Assigned task: Of all the lines in these entries, count those that contain "Bestellung" and give only the total.

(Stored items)

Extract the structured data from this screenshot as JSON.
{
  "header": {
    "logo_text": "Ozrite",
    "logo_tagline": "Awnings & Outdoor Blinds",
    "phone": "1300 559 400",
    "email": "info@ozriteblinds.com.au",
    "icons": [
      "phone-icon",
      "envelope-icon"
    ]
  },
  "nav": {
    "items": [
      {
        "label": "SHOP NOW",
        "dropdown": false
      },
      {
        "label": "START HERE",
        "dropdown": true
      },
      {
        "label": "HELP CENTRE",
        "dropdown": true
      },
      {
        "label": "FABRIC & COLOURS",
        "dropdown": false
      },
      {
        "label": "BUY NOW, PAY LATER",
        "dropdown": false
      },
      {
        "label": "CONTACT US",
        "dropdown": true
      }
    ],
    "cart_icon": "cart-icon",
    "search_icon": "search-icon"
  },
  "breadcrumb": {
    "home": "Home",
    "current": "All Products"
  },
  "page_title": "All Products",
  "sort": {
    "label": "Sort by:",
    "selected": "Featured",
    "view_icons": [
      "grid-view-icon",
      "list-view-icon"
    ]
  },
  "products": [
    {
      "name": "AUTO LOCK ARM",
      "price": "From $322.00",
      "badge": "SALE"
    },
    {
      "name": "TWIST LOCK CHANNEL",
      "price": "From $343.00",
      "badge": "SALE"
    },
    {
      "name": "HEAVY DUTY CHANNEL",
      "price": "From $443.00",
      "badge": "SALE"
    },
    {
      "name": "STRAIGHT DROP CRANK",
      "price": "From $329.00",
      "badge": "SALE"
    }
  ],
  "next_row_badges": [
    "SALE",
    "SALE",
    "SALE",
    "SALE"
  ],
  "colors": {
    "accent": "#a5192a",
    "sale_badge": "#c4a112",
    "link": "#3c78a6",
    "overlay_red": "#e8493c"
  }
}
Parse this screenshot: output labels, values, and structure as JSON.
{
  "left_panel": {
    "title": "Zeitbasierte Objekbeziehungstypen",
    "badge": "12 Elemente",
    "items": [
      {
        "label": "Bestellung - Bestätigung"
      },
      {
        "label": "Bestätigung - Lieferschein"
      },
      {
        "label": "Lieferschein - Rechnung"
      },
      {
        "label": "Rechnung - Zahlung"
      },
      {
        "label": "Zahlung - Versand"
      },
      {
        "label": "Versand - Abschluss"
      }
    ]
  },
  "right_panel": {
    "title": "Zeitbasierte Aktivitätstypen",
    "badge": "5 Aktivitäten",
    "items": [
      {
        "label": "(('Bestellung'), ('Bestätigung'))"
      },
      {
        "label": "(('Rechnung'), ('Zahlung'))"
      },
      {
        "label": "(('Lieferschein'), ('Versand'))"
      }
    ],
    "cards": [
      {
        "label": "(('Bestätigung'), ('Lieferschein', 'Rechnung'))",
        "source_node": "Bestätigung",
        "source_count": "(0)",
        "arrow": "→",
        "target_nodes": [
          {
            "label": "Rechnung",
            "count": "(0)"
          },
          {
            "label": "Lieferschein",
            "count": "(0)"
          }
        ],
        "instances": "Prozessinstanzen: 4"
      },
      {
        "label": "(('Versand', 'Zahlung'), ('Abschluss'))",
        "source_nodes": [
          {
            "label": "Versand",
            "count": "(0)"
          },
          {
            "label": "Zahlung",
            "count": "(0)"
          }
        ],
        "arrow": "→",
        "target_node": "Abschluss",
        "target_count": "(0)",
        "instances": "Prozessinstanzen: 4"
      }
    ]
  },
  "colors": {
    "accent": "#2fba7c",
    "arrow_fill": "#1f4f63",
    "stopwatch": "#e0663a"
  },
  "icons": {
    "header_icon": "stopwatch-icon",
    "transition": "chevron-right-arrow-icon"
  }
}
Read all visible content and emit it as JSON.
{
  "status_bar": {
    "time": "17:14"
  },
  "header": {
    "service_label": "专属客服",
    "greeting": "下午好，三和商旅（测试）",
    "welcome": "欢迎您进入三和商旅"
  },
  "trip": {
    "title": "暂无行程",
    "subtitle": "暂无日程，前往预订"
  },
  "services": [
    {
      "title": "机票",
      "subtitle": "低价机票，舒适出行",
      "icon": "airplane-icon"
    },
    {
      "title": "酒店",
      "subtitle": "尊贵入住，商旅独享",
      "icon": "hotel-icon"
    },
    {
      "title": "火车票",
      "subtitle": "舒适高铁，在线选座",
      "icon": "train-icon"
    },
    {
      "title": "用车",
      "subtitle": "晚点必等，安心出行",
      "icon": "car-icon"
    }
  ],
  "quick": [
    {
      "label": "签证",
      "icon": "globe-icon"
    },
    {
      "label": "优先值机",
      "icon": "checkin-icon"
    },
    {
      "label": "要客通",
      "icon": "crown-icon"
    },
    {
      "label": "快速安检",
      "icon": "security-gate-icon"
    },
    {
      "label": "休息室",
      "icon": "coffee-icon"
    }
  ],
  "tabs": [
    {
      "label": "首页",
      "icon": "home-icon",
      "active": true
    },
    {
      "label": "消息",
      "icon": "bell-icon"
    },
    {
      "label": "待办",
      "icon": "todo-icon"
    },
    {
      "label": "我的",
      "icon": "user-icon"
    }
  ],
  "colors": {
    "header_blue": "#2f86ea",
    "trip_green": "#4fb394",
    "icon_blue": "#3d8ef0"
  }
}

Exercise response: 2